As an undercover customer Woodnut, Matthew Scales shows us a "good cop" who is both fascinated and repulsed by what he finds, while being steadily seduced by Iris and her online world. The further he descends, the more complicated the questions of morality and legality become. 

Modeled after a "CSI"-type drama, there is a lot of posturing by Sims and Detective Morris in the interrogation room, and the drama repeatedly asks the question: Will the good cop get her man? But the really fascinating arc in "The Nether" is not driving for a confession. And it’s not the larger question of whether the state should regulate what people do with their imaginations, or how they behave in their preferred realities. The most interesting conflict is between two opposing forces — Sims and Morris — who both believe equally that they are in the right, acting in the public good and protecting the people in the real world from the genuinely harmful actions of others.
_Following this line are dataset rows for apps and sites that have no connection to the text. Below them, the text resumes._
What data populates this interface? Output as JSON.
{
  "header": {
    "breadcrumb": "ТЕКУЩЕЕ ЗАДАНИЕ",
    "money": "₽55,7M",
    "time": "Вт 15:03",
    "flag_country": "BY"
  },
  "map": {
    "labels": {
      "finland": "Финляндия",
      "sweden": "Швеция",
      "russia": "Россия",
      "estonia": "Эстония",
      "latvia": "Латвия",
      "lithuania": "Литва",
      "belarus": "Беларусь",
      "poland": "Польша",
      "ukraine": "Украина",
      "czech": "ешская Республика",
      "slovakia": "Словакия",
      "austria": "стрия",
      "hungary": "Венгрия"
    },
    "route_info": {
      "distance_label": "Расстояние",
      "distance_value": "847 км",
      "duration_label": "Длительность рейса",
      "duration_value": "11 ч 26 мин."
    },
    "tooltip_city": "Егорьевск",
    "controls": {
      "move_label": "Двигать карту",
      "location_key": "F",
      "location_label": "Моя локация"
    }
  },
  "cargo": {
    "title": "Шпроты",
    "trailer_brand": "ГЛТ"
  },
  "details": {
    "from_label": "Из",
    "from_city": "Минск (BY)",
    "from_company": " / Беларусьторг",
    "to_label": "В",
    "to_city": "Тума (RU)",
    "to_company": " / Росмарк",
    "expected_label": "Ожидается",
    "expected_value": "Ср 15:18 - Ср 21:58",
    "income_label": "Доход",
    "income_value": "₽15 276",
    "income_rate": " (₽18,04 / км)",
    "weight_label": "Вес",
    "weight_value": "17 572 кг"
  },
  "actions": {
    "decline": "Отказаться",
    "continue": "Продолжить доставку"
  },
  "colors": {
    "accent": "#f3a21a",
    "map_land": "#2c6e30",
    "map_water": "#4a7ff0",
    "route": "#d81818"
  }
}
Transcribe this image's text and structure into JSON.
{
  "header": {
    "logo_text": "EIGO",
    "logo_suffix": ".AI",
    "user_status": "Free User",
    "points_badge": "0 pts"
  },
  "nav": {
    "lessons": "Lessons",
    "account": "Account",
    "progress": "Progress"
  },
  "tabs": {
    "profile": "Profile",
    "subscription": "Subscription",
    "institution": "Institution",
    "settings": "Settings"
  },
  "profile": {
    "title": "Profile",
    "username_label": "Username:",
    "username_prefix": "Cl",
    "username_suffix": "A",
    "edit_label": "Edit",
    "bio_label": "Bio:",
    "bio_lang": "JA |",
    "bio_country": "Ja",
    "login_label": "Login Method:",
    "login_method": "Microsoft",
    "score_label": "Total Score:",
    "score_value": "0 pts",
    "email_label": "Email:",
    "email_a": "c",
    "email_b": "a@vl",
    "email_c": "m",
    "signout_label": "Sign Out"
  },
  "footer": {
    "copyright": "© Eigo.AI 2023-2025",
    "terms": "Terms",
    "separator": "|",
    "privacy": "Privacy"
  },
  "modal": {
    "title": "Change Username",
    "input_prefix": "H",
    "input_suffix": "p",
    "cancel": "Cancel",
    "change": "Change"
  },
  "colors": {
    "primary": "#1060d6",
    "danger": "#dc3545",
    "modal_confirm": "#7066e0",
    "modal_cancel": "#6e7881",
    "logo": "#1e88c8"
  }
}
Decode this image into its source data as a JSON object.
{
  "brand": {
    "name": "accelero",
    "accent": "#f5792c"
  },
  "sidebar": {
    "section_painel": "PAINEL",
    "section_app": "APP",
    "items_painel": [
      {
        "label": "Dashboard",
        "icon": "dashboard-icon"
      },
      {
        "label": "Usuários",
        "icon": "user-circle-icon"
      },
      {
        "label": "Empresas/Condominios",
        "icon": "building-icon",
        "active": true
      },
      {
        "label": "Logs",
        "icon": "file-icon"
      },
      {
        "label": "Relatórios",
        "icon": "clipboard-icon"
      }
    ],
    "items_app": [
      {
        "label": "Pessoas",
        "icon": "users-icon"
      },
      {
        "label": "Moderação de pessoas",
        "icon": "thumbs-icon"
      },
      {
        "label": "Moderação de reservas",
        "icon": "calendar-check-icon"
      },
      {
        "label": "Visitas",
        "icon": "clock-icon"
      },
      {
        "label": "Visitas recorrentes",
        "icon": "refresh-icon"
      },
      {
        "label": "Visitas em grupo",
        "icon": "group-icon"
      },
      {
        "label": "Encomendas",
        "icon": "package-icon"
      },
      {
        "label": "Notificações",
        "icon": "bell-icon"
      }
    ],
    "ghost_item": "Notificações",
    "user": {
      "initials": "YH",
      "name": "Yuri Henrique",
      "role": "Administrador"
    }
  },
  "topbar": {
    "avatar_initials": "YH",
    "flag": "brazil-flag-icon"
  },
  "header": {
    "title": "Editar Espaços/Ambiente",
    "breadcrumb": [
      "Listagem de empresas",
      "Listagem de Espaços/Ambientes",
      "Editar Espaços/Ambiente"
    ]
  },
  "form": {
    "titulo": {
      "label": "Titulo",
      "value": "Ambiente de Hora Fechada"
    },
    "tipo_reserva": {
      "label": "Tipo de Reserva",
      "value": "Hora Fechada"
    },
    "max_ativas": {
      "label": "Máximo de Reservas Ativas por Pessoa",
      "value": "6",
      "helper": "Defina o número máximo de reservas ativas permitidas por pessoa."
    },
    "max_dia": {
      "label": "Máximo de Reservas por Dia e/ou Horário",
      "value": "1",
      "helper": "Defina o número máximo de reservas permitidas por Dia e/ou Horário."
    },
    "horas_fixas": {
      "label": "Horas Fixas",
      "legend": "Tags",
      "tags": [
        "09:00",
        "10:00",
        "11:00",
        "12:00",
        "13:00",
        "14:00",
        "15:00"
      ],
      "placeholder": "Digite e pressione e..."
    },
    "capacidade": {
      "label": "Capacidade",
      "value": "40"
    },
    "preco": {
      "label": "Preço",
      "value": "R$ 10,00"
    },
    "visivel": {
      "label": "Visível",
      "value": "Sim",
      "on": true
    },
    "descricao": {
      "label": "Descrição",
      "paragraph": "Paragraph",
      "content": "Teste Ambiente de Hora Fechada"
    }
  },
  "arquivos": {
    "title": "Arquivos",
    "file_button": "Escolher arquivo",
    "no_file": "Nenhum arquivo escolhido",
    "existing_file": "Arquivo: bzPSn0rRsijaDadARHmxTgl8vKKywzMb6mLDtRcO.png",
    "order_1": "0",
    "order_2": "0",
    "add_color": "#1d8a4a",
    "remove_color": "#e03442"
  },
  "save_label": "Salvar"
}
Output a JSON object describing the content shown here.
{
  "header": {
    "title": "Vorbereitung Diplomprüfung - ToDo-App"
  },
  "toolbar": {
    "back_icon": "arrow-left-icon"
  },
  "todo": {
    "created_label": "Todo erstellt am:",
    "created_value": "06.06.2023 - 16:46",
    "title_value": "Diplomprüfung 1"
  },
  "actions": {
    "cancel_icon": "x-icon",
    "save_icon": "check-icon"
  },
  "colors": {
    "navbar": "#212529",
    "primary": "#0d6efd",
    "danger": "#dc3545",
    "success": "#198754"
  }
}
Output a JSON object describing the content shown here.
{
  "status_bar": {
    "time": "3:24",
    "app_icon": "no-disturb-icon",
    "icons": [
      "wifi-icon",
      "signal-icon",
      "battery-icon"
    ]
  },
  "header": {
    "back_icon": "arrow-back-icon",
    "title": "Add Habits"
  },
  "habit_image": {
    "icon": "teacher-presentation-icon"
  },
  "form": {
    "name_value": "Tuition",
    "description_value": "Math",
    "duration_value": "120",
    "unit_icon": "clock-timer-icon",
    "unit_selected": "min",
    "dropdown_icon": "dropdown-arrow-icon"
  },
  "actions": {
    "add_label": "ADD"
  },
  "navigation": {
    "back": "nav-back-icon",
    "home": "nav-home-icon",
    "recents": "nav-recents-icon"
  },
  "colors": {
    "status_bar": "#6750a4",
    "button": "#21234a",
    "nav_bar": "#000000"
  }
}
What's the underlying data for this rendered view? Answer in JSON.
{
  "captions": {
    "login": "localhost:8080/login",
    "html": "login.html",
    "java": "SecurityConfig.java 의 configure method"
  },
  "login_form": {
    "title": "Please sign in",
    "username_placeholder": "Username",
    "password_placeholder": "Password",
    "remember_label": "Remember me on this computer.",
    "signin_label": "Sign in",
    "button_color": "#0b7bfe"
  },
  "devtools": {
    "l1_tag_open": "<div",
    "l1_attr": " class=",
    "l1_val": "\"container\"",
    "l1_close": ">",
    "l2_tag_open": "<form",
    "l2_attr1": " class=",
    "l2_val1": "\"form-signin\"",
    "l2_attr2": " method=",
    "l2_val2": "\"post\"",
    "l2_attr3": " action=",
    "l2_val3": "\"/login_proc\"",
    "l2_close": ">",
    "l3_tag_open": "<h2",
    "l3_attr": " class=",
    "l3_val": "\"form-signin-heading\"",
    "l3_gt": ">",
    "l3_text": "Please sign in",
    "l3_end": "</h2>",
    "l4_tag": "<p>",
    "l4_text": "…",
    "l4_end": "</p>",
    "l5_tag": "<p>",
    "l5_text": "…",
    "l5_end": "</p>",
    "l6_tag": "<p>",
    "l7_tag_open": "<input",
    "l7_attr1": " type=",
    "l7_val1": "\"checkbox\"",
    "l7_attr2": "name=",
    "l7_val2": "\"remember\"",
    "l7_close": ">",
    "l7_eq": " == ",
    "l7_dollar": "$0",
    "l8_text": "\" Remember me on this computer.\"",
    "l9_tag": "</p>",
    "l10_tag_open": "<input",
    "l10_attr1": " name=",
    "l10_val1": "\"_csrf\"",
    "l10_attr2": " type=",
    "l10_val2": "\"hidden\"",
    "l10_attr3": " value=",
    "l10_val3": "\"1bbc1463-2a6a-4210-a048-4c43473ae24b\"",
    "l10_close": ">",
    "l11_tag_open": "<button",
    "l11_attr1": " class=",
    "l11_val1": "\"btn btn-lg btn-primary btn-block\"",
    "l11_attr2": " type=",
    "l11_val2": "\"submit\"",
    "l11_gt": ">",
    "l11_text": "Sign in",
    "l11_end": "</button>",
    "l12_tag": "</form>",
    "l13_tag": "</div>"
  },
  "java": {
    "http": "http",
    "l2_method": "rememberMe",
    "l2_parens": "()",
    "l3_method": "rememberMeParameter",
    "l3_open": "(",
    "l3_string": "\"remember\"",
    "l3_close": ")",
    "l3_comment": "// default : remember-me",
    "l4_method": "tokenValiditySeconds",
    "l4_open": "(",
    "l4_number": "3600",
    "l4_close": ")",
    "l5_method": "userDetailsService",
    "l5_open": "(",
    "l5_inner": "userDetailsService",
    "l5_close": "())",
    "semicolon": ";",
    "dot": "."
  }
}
Ultimately both are right and wrong.

In an interview, Haley admitted that she is fascinated with the appeal of the virtual reality, and she’s written about it previously in "Marjorie Prime." If she feels strongly about the danger of computers compromising human lives and interactions, she doesn’t tip her hand here. "The Nether" is marvelously balanced. Ultimately the most harrowing consequences of this role-playing game don’t involve real crimes; they are much more personal and tragic.